There is a pretty simple solution (not that the unauthorized outfits would follow it) – you have to prominently display a link on the front page of your website to an audited report on your clients’ aggregate performance. That would really open people’s eyes! I seem to recall the SEC proposed something like that for online FX guys, but I don’t know if it was ever implemented.
Welcome! Came across your site the other day actually – congrats on your ’11 performance – I’ve got to work my way back through some of your posts when I have a chance. If you are/become a regular reader, I’d appreciate a Blogroll link.
From my comments above, you might have guessed I’m even less into online poker..! Very like online trading – you really have to grind it out. And yes – I guess online poker really magnifies and accelerates the risks involved!
Do you feel that your experience has helped in your own investing? Though investing in small-cap stocks must sometimes feel like Chinese water torture after online poker..?! 😉
Having trading and pure mathematics in my guilty history, it’s pretty inevitable, yeah?! But I didn’t have friends who were particularly serious about it, and I wasn’t really into playing poker with strangers, so I’ve never really pursued it.
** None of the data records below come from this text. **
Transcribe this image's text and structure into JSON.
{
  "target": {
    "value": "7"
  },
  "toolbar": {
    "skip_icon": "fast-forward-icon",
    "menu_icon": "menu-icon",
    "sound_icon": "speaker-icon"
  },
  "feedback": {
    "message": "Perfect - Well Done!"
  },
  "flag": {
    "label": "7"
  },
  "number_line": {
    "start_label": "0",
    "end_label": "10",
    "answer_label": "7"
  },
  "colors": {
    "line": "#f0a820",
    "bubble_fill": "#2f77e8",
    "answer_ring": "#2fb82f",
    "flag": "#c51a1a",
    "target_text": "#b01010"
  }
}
I think poker and trading (and even investing) are v similar: You need to know the numbers cold, know how to read people (/sentiment/markets), eliminate fear and greed and have airtight money management. I’ve also noted a couple of readers are poker players.
I don’t pay much attention to trading/investing/market/risk statistics any longer – tail risk and risk management itself are so neglected/misunderstood 95.45% of the time! It can be possible to identify a bad trader, or bank(er), in advance though – but you don’t really need to, when you just need to know that one (really large) negative event can wipe out days/months/years of (small) positive events. If you can figure out how to (at least attempt to) eliminate this ever looming negative event you’ll be a far better trader/investor/poker player.
Of course, in the real world, compensation/employment practices are such that traders/bankers will always be well compensated no matter the out-turn…while you as an investor will never be adequately compensated for this risk – so again, no bank investments, EVER!
Lewis Robinson said:
Curious last paragraph – have you ever played poker? I dabbled a while ago and eked out a very small winrate over a reasonably significant sample size – though, as I think is the problem with trading, the variance is enormous. Even after hundreds of thousands of hands there was still a reasonable chance I was a losing player who had gotten lucky.
With trading, variance isn’t as easily measured; and I suspect this makes it easier to overlook just how much impact chance can have on results.
Investing too, really, though we hope long timeframes and sufficient diversification will iron this out!
Pretty big online poker player here (6 years and 1m+ hands at mid-stakes NL). Definitely think there are a lot of similarities between poker and investing.
The volatility in the stock market is nothing compared to poker, where you can lose thousands of dollars in a mouse click (taking a half of a millisecond), even with the odds heavily in your favor.
The big winners are able to avoid ’tiling’ away money on bad decisions after a rough hand, just like good investors must shake-off a bad investment and move on to the next one.
Money management is also hugely important, and I would argue even more so than investing. At least in investing, it usually takes months or even years for a terrible investor to even have a chance of losing their entire portfolio/bankroll – in poker, it happens in an afternoon..